PROBLEM TO WORK ON ▸ Return all lines of the records that contain the word "检测标准".

STORED DATA ▸
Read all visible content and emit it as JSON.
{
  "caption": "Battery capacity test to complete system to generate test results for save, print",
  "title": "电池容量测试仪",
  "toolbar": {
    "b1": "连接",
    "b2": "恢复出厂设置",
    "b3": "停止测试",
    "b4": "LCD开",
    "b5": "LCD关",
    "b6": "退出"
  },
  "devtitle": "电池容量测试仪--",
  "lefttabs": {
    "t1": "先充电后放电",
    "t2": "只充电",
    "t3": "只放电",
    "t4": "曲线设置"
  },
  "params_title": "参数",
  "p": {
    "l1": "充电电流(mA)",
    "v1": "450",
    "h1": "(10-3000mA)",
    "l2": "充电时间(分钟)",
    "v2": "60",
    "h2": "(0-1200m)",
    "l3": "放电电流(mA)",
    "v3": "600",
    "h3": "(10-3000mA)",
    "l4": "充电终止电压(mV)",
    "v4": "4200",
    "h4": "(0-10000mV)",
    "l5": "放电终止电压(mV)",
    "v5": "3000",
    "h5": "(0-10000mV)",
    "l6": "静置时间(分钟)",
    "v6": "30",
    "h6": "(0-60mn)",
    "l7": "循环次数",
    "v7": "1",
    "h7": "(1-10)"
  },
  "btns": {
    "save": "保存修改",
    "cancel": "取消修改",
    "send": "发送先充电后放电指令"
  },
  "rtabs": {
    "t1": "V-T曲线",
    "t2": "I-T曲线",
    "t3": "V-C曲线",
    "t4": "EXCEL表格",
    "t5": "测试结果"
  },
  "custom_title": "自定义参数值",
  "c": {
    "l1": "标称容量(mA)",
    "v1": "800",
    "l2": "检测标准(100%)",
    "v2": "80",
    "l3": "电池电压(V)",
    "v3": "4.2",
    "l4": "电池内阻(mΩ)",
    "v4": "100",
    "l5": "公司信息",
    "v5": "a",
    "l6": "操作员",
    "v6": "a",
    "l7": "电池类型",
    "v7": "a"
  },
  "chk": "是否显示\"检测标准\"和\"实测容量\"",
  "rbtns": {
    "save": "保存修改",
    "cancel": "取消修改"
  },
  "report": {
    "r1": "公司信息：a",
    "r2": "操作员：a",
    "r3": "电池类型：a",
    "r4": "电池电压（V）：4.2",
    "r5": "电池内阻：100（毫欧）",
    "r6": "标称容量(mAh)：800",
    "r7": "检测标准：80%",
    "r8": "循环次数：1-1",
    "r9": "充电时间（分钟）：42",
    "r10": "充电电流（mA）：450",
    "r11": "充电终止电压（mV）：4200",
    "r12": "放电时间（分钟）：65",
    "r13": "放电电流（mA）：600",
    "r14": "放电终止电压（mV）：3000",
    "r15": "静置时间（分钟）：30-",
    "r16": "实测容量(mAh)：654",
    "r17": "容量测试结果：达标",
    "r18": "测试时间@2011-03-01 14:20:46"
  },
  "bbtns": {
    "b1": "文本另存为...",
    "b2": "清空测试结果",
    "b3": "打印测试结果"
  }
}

OUTPUT ▸
    "l2": "检测标准(100%)",
  "chk": "是否显示\"检测标准\"和\"实测容量\"",
    "r7": "检测标准：80%",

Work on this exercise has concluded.